Cultural Impact Development Fund
A £3.5 million fund providing small-scale repayable finance to socially driven…
|Investment window||2020 to 2023|
|Funding available||£150,000 - £1,000,000|
|Loan type||Secured and unsecured|
|Repayment period||Until May 2030|
|Interest rates||3% - 8.5%|
|Fees|| 1% completion fee
2% per annum, pro rata holding fee (when funds are held longer than 3 months)
No early repayment fee
|Geographic area covered||UK|
The Arts & Culture Impact Fund brings together a mix of public, private and philanthropic investors – Arts Council England, the National Lottery Heritage Fund, Big Society Capital, Bank of America, the Esmée Fairbairn Foundation, the Freelands Foundation and Nesta. The fund is the world’s biggest impact investment fund for the creative arts.
The fund builds on the success of the Arts Impact Fund, a pilot initiative launched in 2015 to demonstrate how impact investment could transform the arts and cultural sector.
The Arts & Culture Impact Fund sets out to achieve several objectives for the arts, cultural and heritage sectors:
The Arts & Culture Impact Fund offers secured and unsecured finance between £150,000 and £1,000,000 with repayment term available until May 2030 and interest rates ranging between 3% and 8.5%.

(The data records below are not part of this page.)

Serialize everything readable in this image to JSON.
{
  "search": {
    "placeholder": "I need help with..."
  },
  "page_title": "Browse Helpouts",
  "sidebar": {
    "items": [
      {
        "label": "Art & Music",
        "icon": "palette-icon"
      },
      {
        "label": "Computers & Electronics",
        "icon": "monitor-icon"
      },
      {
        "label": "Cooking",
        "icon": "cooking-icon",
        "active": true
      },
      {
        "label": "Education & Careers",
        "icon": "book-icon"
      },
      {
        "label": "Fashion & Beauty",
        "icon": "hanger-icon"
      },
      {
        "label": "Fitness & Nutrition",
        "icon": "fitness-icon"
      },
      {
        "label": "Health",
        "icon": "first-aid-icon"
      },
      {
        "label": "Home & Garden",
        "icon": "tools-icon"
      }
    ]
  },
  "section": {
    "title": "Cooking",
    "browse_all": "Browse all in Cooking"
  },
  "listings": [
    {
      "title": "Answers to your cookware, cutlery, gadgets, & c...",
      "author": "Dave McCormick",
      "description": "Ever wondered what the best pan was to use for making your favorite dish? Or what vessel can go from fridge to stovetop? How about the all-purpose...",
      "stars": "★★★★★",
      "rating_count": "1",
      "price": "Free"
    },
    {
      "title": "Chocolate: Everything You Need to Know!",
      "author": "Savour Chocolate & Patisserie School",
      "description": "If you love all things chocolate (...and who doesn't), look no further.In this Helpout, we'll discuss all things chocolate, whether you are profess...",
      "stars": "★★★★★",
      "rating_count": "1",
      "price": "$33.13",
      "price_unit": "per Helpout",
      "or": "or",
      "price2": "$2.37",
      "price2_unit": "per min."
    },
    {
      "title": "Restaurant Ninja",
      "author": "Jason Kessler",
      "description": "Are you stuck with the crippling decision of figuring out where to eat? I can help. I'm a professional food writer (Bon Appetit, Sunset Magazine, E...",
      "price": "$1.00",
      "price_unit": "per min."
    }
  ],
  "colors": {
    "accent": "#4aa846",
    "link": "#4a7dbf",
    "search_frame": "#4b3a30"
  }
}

Your organisation’s core operations or activity should be based in the arts, culture and heritage. For example, a dementia charity using art to engage its beneficiaries would not be eligible to apply for investment. However, a theatre providing outreach performances in local schools to target disadvantaged children would meet our criteria.
We can only work with organisations registered in the UK and primarily benefiting communities in the UK. Digital organisations will need to demonstrate their primary audiences are based in the UK.
We do not make loans to individuals, sole traders, partnerships or unincorporated bodies (unless their partners/members are exclusively corporate bodies).
To be eligible, your organisation has to demonstrate that has a clear social mission. This may include asset-lock and a restriction of the personal gain derived from its work. Charities, community interest companies and community benefit societies with a recognised charitable purpose are eligible for investment. Other incorporated entities, such as companies limited by shares, will be considered based on the strength of their social mission and whether the majority of their profit will be reinvested into that mission.
When applying, you will need to show how your organisation delivers specific positive outcomes for individuals or communities. The expectation is that a plan will be put in place to evaluate progress towards these outcomes throughout the life of the investment. In general, we expect organisations to have articulated their theory of change either formally or implicitly as well as to have developed (or be in the process of developing) appropriate tools and processes for impact management.
For fund-specific enquiries, please contact Rachel Green.
Chair Richard Brass, Head of Wealth and Asset Management, UK, Berenberg (independent)
Geoff Burnand, CEO, Investing For Good (independent)
Melanie Cassoff, Managing Director, Freelands Foundation
Nathan Elstub, Chief Investment Officer, Nesta
Alison Holdom, Grants Manager, Esmée Fairbairn Foundation
Francis Runacres, Executive Director, Enterprise & Innovation, Arts Council England
Nicola Saunders, Director, Business Improvement & Innovation, Arts Council England (non-voting)
Moira Sinclair, Chief Executive, Paul Hamlyn Foundation (independent)
Oluwaseun Soyemi, Social Investment Manager, The National Lottery Heritage Fund (non-voting)
Andrea Sullivan, Head of International Environment, Social & Governance, Bank of America
Julie Nicola Wright, VP, Arts Programme Manager, Bank of America (non-voting)
Anne Young, Director of Strategy and Innovation, The National Lottery Heritage Fund